The onboard robotics included a linear actuator box and a ring gear clamped onto the back of the steering wheel. Four actuators are housed in a box. One goes to the accelerator pedal, another connects to the shifter, and two are tied to the brake pedal, doubling the force available to stop the vehicle. ASI’s vehicle controller (VCU), which controls the various actuators, is a Motorola 32-bit processor. It determines the vehicle’s speed, transmission mode, and brake force. With the VCU, the vehicle can either drive itself or be controlled by a human in a nearby base station. A large console at the station lets one person control up to eight test vehicles.
ASI’s inspiration for the automotive field stemmed from the military’s use of robotic vehicles as targets. Ford’s request, however, was to conduct unmanned test drives too strenuous for humans. Data shows that the robot can repeatedly withstand the force of impact from potholes and obstacles at a continuous speed while a human driver, would have to decrease speed to repeatedly drive over the harsh course.
Altogether, the vehicle has 20 sensors. They track vertical, lateral, and longitudal motion. A forward-facing camera on the roof, part of the MobilEye safety system, detects cars and pedestrians. If it senses movement, it trips the vehicle’s emergency stop.

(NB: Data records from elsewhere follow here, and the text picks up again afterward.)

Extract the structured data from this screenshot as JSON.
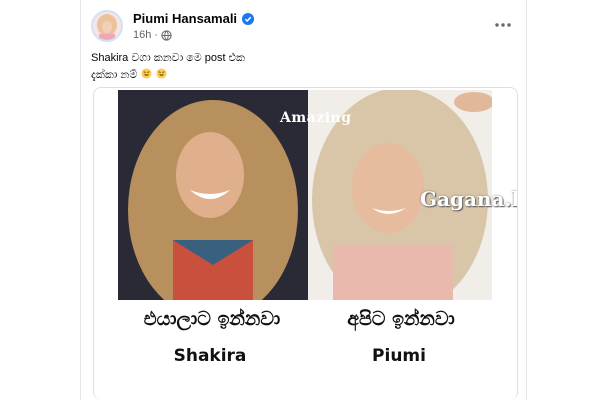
{
  "post": {
    "author": "Piumi Hansamali",
    "time": "16h",
    "caption_line1": "Shakira වගා කනවා මෙ post එක",
    "caption_line2": "දැක්කා නම්",
    "icons": {
      "avatar": "profile-photo",
      "verified": "verified-badge-icon",
      "audience": "globe-icon",
      "more": "more-options-icon",
      "emoji": "rolling-on-floor-laughing-emoji"
    },
    "colors": {
      "verified": "#1877f2",
      "meta": "#65676b",
      "text": "#050505"
    }
  },
  "meme": {
    "overlay_text": "Amazing",
    "watermark": "Gagana.lk",
    "left_caption": "එයාලාට ඉන්නවා",
    "right_caption": "අපිට ඉන්නවා",
    "left_name": "Shakira",
    "right_name": "Piumi"
  }
}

Watch Ford test drive their new van using ASI’s technology below.
Photo: Ford Motor Company